When you first glance at the title of this game, it doesn’t seem like one that will inspire you to – depending on how old you are – drag mummy and daddy towards the shelves and eagerly point to it, or get excited and whip out your credit card and watch with glee as your purchase is rung up on the register.
It’s a good thing, though, that the image on the cover is fantastic. But let’s not get too hasty and judge a book (in this case, game) by its cover. It’s what’s on the inside that really matters, and Homeworld, Deserts of Kharak delivers rich, immersive gameplay in spades.
The game is set 106 years before its prequel, Homeworld, and centres around the dying world of Kharak. The wasting land is now the home of the banished Hiigaran people, whose conflicts among various splinter factions increase as steadily as the ever-expanding Great Banded Desert.
Tracking stations set up by the Hiigarans detect an object that is widely believed to reverse the death and violence on Kharak. To some, it may seem like a wild-goose chase, but this is not the first time the Jaraci Object has been spotted. Hiigarans from the polar north of the planet had previously sent an expedition to uncover the object, but the team had mysteriously vanished.
This second expedition is spearheaded by Rachel S’jet, who assembles a team onboard her ship, the Kapisi, which departs Epsilon base in search of this object. However, shortly after Rachel departs, another faction, the Gaalsien, a group of fanatics who’ve been exiled from the main body of Kharak’s societal structure, assault the Hiigaran people and lay siege to the planetary capital.
Cut off from supplies and intel, Rachel now needs to forge on, and hope that the Jaraci Object can help solve her growing worries. Repelling the Gaalsien, Rachel and her fellow Hiigarans stumble upon the Ifriit Nabal, the flagship of the first expedition all those years ago. To Rachel, this expedition means more than just salvation for her people.

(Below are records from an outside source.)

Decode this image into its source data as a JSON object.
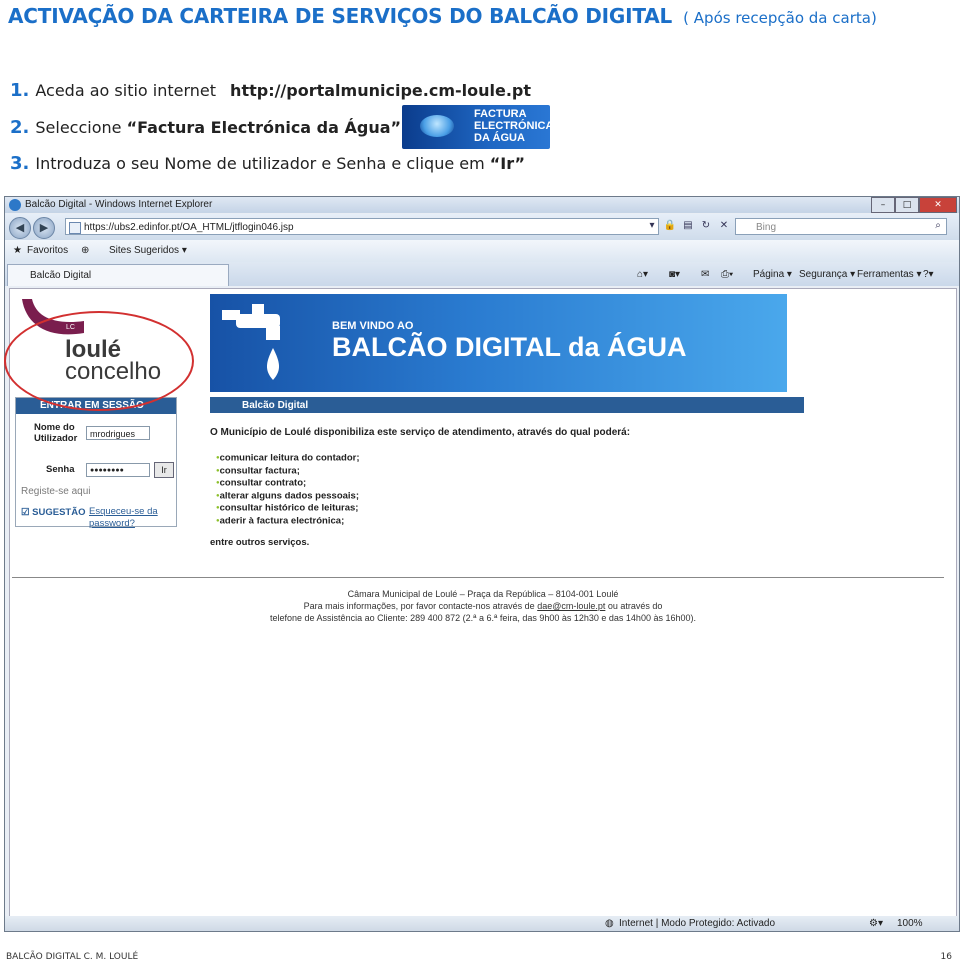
{
  "heading": {
    "main": "ACTIVAÇÃO DA CARTEIRA DE SERVIÇOS DO BALCÃO DIGITAL",
    "sub": "( Após recepção da carta)"
  },
  "steps": [
    {
      "num": "1.",
      "text": "Aceda ao sitio internet",
      "extra": "http://portalmunicipe.cm-loule.pt"
    },
    {
      "num": "2.",
      "text": "Seleccione",
      "extra": "“Factura Electrónica da Água”"
    },
    {
      "num": "3.",
      "text": "Introduza o seu Nome de utilizador e Senha e clique em",
      "extra": "“Ir”"
    }
  ],
  "fact_logo": {
    "lines": [
      "FACTURA",
      "ELECTRÓNICA",
      "DA ÁGUA"
    ]
  },
  "browser": {
    "window_title": "Balcão Digital - Windows Internet Explorer",
    "address": "https://ubs2.edinfor.pt/OA_HTML/jtflogin046.jsp",
    "search_placeholder": "Bing",
    "favorites": "Favoritos",
    "suggested_sites": "Sites Sugeridos ▾",
    "tab_label": "Balcão Digital",
    "cmd_page": "Página ▾",
    "cmd_security": "Segurança ▾",
    "cmd_tools": "Ferramentas ▾",
    "status_zone": "Internet | Modo Protegido: Activado",
    "zoom": "100%"
  },
  "site": {
    "logo_line1": "loulé",
    "logo_line2": "concelho",
    "logo_mark": "LC",
    "banner_small": "BEM VINDO AO",
    "banner_big": "BALCÃO DIGITAL da ÁGUA",
    "login": {
      "header": "ENTRAR EM SESSÃO",
      "user_label": "Nome do Utilizador",
      "user_value": "mrodrigues",
      "pass_label": "Senha",
      "pass_value": "●●●●●●●●",
      "go": "Ir",
      "register": "Registe-se aqui",
      "suggestion": "SUGESTÃO",
      "forgot": "Esqueceu-se da password?"
    },
    "section_header": "Balcão Digital",
    "intro": "O Município de Loulé disponibiliza este serviço de atendimento, através do qual poderá:",
    "services": [
      "comunicar leitura do contador;",
      "consultar factura;",
      "consultar contrato;",
      "alterar alguns dados pessoais;",
      "consultar histórico de leituras;",
      "aderir à factura electrónica;"
    ],
    "others": "entre outros serviços.",
    "footer1": "Câmara Municipal de Loulé – Praça da República – 8104-001 Loulé",
    "footer2a": "Para mais informações, por favor contacte-nos através de",
    "footer2_email": "dae@cm-loule.pt",
    "footer2b": "ou através do",
    "footer3": "telefone de Assistência ao Cliente: 289 400 872 (2.ª a 6.ª feira, das 9h00 às 12h30 e das 14h00 às 16h00)."
  },
  "page_footer": {
    "left": "BALCÃO DIGITAL C. M. LOULÉ",
    "right": "16"
  },
  "colors": {
    "accent": "#1b6fc8",
    "site_blue": "#2a5d96",
    "highlight_circle": "#d23030"
  }
}
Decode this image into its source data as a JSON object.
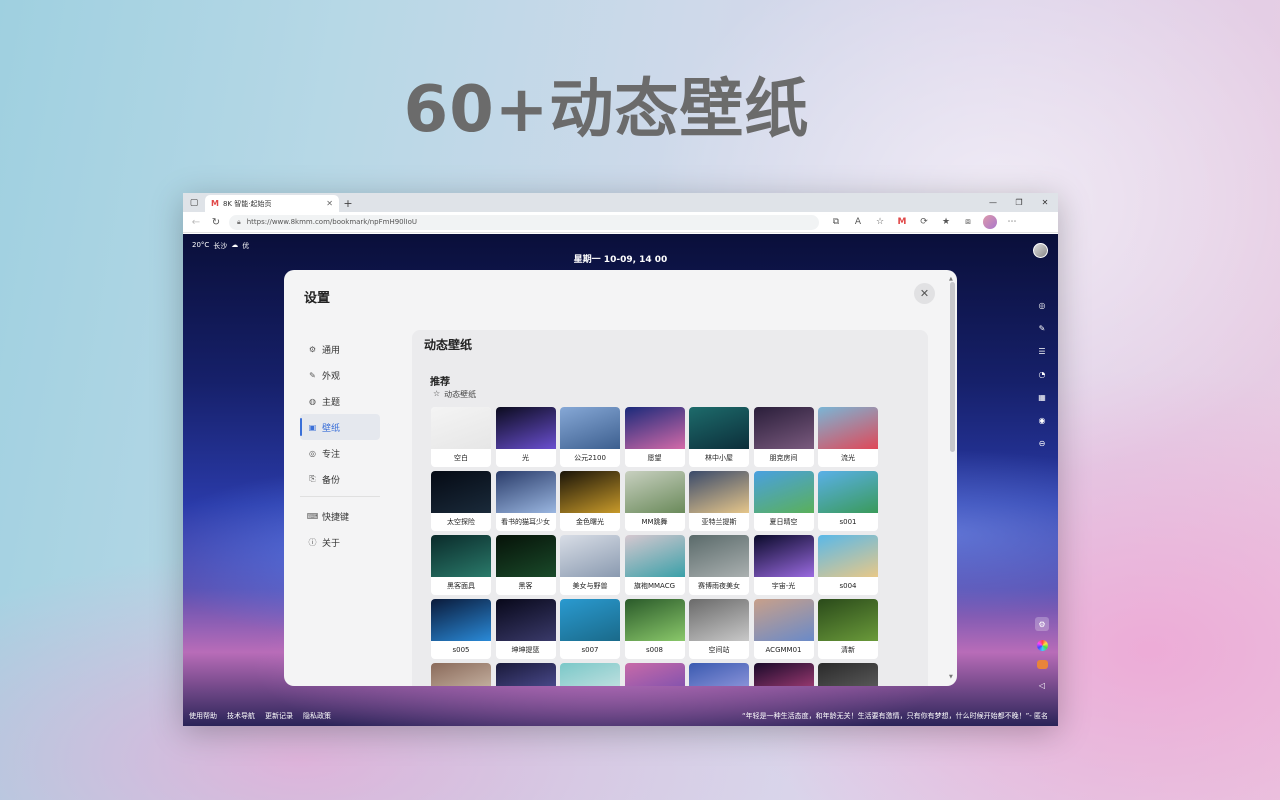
{
  "promo": {
    "title": "60+动态壁纸"
  },
  "browser": {
    "tab": {
      "favicon": "M",
      "title": "8K 智能·起始页",
      "close": "✕"
    },
    "new_tab": "+",
    "window_controls": [
      "—",
      "❐",
      "✕"
    ],
    "address": {
      "url": "https://www.8kmm.com/bookmark/npFmH90lIoU",
      "lock_icon": "lock-icon"
    }
  },
  "startpage": {
    "weather": {
      "temp": "20°C",
      "city": "长沙",
      "icon": "cloud-icon",
      "quality": "优"
    },
    "datetime": "星期一 10-09, 14 00",
    "footer_links": [
      "使用帮助",
      "技术导航",
      "更新记录",
      "隐私政策"
    ],
    "quote": "“年轻是一种生活态度，和年龄无关！生活要有激情，只有你有梦想，什么时候开始都不晚！”- 匿名"
  },
  "settings": {
    "title": "设置",
    "close": "✕",
    "nav": [
      {
        "label": "通用",
        "icon": "gear-icon",
        "glyph": "⚙"
      },
      {
        "label": "外观",
        "icon": "brush-icon",
        "glyph": "✎"
      },
      {
        "label": "主题",
        "icon": "palette-icon",
        "glyph": "◍"
      },
      {
        "label": "壁纸",
        "icon": "image-icon",
        "glyph": "▣",
        "active": true
      },
      {
        "label": "专注",
        "icon": "target-icon",
        "glyph": "◎"
      },
      {
        "label": "备份",
        "icon": "backup-icon",
        "glyph": "⎘"
      },
      {
        "label": "快捷键",
        "icon": "keyboard-icon",
        "glyph": "⌨"
      },
      {
        "label": "关于",
        "icon": "info-icon",
        "glyph": "ⓘ"
      }
    ],
    "panel": {
      "title": "动态壁纸",
      "group_title": "推荐",
      "group_sub": "动态壁纸",
      "group_sub_icon": "star-icon",
      "wallpapers": [
        {
          "label": "空白",
          "colors": [
            "#f4f4f4",
            "#e6e6e6"
          ]
        },
        {
          "label": "光",
          "colors": [
            "#0b0b1e",
            "#6a4fd0"
          ]
        },
        {
          "label": "公元2100",
          "colors": [
            "#86a8d6",
            "#3d5f8f"
          ]
        },
        {
          "label": "愿望",
          "colors": [
            "#1a2a7a",
            "#d46aa8"
          ]
        },
        {
          "label": "林中小屋",
          "colors": [
            "#1d6b6b",
            "#0c2e3a"
          ]
        },
        {
          "label": "朋克房间",
          "colors": [
            "#2a1e3a",
            "#7a5a7e"
          ]
        },
        {
          "label": "流光",
          "colors": [
            "#7ab6d6",
            "#e04858"
          ]
        },
        {
          "label": "太空探险",
          "colors": [
            "#050a14",
            "#1a2a3a"
          ]
        },
        {
          "label": "看书的猫耳少女",
          "colors": [
            "#2a3c6a",
            "#9ab6e0"
          ]
        },
        {
          "label": "金色曙光",
          "colors": [
            "#1a1408",
            "#c89a2a"
          ]
        },
        {
          "label": "MM跳舞",
          "colors": [
            "#c8d0c0",
            "#6a8a5a"
          ]
        },
        {
          "label": "亚特兰提斯",
          "colors": [
            "#3a4a6a",
            "#e6c68a"
          ]
        },
        {
          "label": "夏日晴空",
          "colors": [
            "#4aa0e0",
            "#5ab05a"
          ]
        },
        {
          "label": "s001",
          "colors": [
            "#5ab0e8",
            "#3a9a5a"
          ]
        },
        {
          "label": "黑客面具",
          "colors": [
            "#0a2a2a",
            "#2a7a6a"
          ]
        },
        {
          "label": "黑客",
          "colors": [
            "#061208",
            "#1a4a2a"
          ]
        },
        {
          "label": "美女与野兽",
          "colors": [
            "#d8dde6",
            "#8a9ab0"
          ]
        },
        {
          "label": "旗袍MMACG",
          "colors": [
            "#d6c8d0",
            "#3aa0a8"
          ]
        },
        {
          "label": "赛博雨夜美女",
          "colors": [
            "#5a6a6a",
            "#aab0b0"
          ]
        },
        {
          "label": "宇宙-光",
          "colors": [
            "#0a0a2a",
            "#9a6ae0"
          ]
        },
        {
          "label": "s004",
          "colors": [
            "#5ab8e8",
            "#e8c888"
          ]
        },
        {
          "label": "s005",
          "colors": [
            "#0a1a3a",
            "#2a8ad8"
          ]
        },
        {
          "label": "坤坤提篮",
          "colors": [
            "#08081a",
            "#3a3a6a"
          ]
        },
        {
          "label": "s007",
          "colors": [
            "#2a9ad0",
            "#1a6a8a"
          ]
        },
        {
          "label": "s008",
          "colors": [
            "#2a5a2a",
            "#8ac86a"
          ]
        },
        {
          "label": "空间站",
          "colors": [
            "#6a6a6a",
            "#c8c8c8"
          ]
        },
        {
          "label": "ACGMM01",
          "colors": [
            "#c8a08a",
            "#6a8ac8"
          ]
        },
        {
          "label": "清新",
          "colors": [
            "#2a4a1a",
            "#6a9a3a"
          ]
        },
        {
          "label": "",
          "colors": [
            "#8a6a5a",
            "#d8c8b8"
          ]
        },
        {
          "label": "",
          "colors": [
            "#1a1a3a",
            "#5a5aa8"
          ]
        },
        {
          "label": "",
          "colors": [
            "#7ac8c8",
            "#d8e8e8"
          ]
        },
        {
          "label": "",
          "colors": [
            "#c86aa8",
            "#6a4ab0"
          ]
        },
        {
          "label": "",
          "colors": [
            "#3a5ab0",
            "#a8a8e8"
          ]
        },
        {
          "label": "",
          "colors": [
            "#1a0a2a",
            "#c84a8a"
          ]
        },
        {
          "label": "",
          "colors": [
            "#2a2a2a",
            "#6a6a6a"
          ]
        }
      ]
    }
  },
  "right_dock": [
    "globe-icon",
    "note-icon",
    "list-icon",
    "bell-icon",
    "calendar-icon",
    "compass-icon",
    "minus-circle-icon"
  ],
  "right_dock_bottom": [
    "settings-icon",
    "color-wheel-icon",
    "wallpaper-icon",
    "volume-icon"
  ]
}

Jacob, her elder brother, had been the commanding officer on that mission. He learns that Jacob withstood several years of Gaalsien incarceration, and that the reason the Gaalsien are at war with the Hiigarans is because they believe that the latter’s use of technology and satellites strongly goes against their faith. Rachel is not the only one hoping this object gives them salvation – the Gaalsien believe that securing the Jaraci Object will make them rulers of all of Kharak.
Facing a race against time with a militarily superior opposition, Rachel knows that the object, which has literally mobilised everyone on the planet, is now her only priority. While still under siege by the Gaalsien, the Hiigaran rulers understand this as well, and send her whatever aid they can spare; there are several more factions scattered across the desert willing to aid her.
All of this aid turns out to be pretty sizeable in the end: Rachel has at her disposal several fleets of ships, ranging from heavy spacefaring frigates and cruisers, to more nimble attack fighters and land-based artillery, tanks and some of the Hiigaran Coalition’s best infantry, all of whom know what is at stake and are more than willing to put their lives on the line for the salvation and safety of their people.
Deserts of Kharak may not have the nicest of titles, but it certainly is one of the best games to come out in the real-time strategy genre, and will live long in the memory of gamers everywhere.
The Short and Skinny
Name: Homeworld Deserts of Kharak
Genre: Fantasy/Real Time Strategy
Produced by: Blackbird Interactive and Gearbox Software
What it’s about: Kharak has always been a harsh and desolate world, and while many clans do battle it out for supremacy on the ground and in the air, none of them call the planet home.
Where to buy: Steam store, Humble Bundle, GOG.com
Platforms: Windows, Max OSX
IGN Rating: 8.8/10